▸ What is required
Find every line below with the word "this" in it, and copy each one.

[Data about app and page elements]
= = = = = = =

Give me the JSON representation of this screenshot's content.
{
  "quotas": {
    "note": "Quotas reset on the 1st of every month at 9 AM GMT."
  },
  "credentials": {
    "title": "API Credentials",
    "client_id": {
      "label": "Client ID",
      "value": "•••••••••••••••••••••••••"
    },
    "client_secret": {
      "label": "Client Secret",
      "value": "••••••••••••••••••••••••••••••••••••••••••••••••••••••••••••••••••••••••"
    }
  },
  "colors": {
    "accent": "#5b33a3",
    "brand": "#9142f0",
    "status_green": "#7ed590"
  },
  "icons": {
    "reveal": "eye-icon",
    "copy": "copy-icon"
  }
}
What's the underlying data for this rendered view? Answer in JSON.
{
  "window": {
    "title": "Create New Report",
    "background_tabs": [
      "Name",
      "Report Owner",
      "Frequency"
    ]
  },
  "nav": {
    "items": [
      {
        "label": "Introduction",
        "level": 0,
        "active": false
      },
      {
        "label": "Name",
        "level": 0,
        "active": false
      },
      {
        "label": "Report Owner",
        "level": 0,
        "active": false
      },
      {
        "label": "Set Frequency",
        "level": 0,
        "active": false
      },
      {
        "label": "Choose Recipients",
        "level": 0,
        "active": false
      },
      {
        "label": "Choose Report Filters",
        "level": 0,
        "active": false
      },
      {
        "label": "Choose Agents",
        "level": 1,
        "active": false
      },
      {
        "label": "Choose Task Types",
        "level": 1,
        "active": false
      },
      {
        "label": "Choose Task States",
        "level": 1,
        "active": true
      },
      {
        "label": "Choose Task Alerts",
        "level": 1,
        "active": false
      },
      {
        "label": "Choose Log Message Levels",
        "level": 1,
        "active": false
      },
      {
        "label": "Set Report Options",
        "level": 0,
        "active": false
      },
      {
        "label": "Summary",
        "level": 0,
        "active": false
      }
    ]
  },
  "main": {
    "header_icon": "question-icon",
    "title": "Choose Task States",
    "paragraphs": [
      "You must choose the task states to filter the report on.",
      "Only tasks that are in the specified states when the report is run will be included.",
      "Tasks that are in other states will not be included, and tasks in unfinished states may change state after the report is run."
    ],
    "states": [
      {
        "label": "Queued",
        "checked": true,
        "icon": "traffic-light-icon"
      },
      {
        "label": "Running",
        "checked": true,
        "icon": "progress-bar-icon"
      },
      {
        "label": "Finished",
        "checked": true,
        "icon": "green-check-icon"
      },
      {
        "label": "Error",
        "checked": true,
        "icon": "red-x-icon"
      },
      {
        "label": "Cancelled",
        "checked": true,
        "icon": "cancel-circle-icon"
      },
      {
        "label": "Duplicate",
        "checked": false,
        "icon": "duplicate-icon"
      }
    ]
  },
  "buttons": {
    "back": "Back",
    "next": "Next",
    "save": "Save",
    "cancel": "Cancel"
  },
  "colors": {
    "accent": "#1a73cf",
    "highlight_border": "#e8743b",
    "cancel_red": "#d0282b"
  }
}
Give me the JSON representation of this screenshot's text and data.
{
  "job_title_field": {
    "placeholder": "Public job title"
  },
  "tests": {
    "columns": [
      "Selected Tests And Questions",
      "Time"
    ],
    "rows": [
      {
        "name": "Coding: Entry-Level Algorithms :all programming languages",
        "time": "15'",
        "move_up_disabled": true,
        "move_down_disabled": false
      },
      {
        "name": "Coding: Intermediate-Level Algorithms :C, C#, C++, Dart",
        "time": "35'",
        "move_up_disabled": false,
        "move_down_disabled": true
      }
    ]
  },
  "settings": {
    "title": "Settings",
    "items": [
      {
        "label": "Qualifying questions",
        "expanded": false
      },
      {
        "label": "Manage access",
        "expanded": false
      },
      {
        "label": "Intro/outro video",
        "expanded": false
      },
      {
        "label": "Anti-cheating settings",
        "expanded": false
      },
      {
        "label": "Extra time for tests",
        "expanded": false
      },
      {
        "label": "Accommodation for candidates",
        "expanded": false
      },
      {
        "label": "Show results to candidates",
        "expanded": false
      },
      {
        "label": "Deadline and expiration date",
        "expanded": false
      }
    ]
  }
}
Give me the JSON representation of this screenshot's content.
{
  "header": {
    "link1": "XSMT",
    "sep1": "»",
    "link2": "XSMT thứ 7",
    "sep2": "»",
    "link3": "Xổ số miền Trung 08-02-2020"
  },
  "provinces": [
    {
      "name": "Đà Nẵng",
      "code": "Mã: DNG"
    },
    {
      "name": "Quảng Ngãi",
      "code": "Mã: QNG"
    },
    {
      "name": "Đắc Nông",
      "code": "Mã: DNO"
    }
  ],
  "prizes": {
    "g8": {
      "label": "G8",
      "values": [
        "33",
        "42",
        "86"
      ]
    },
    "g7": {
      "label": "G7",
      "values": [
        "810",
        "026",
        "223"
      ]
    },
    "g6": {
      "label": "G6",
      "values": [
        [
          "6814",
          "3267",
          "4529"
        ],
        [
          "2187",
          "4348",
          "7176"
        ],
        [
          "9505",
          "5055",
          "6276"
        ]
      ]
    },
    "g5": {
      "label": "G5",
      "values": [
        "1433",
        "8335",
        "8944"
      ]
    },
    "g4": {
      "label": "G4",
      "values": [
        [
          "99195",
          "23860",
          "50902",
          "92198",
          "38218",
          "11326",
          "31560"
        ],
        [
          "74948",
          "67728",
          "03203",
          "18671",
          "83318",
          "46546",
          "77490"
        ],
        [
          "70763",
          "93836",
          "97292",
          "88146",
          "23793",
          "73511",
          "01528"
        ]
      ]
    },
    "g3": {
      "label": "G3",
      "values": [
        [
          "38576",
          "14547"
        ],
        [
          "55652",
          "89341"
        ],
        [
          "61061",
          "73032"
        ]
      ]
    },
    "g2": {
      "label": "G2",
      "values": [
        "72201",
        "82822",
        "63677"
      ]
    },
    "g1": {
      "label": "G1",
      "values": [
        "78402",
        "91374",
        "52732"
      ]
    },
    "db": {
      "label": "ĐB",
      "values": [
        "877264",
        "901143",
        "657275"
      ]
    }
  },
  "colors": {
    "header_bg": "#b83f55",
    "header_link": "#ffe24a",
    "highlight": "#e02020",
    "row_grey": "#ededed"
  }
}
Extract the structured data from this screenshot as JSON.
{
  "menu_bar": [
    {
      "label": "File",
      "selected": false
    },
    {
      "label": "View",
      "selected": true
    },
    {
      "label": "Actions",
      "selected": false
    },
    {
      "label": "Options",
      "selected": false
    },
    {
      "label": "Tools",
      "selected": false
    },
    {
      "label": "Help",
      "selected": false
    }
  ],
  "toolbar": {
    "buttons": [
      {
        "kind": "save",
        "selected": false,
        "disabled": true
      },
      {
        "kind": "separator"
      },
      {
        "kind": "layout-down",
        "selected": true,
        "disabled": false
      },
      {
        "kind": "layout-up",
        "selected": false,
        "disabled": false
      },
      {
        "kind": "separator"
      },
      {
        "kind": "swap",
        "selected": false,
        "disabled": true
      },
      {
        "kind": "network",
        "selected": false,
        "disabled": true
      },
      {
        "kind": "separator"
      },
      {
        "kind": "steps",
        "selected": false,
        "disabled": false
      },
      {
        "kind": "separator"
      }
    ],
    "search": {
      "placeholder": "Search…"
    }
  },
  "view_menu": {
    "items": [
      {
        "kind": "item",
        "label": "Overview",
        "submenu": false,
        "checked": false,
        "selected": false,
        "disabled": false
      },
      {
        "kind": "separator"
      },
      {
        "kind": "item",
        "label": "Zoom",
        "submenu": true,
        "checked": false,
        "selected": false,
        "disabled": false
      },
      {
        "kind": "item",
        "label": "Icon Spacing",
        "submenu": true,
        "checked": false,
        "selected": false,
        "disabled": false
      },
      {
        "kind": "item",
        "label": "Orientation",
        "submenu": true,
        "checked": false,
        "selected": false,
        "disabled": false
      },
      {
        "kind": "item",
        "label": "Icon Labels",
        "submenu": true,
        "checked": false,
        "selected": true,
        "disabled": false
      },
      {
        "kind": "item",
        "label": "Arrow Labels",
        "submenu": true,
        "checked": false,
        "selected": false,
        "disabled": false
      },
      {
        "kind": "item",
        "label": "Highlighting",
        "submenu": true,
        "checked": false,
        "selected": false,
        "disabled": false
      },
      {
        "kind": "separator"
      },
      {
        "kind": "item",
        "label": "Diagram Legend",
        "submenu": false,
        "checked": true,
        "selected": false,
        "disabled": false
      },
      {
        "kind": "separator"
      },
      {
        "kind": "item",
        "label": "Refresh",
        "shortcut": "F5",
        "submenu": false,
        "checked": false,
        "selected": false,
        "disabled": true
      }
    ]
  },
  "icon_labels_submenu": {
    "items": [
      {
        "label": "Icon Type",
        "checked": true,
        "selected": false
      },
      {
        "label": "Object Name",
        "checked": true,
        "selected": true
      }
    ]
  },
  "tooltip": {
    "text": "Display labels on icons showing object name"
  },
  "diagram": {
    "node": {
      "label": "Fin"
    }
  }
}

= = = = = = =

▸ Exercise response
Give me the JSON representation of this screenshot's content.
What's the underlying data for this rendered view? Answer in JSON.
Give me the JSON representation of this screenshot's text and data.
Give me the JSON representation of this screenshot's content.
Extract the structured data from this screenshot as JSON.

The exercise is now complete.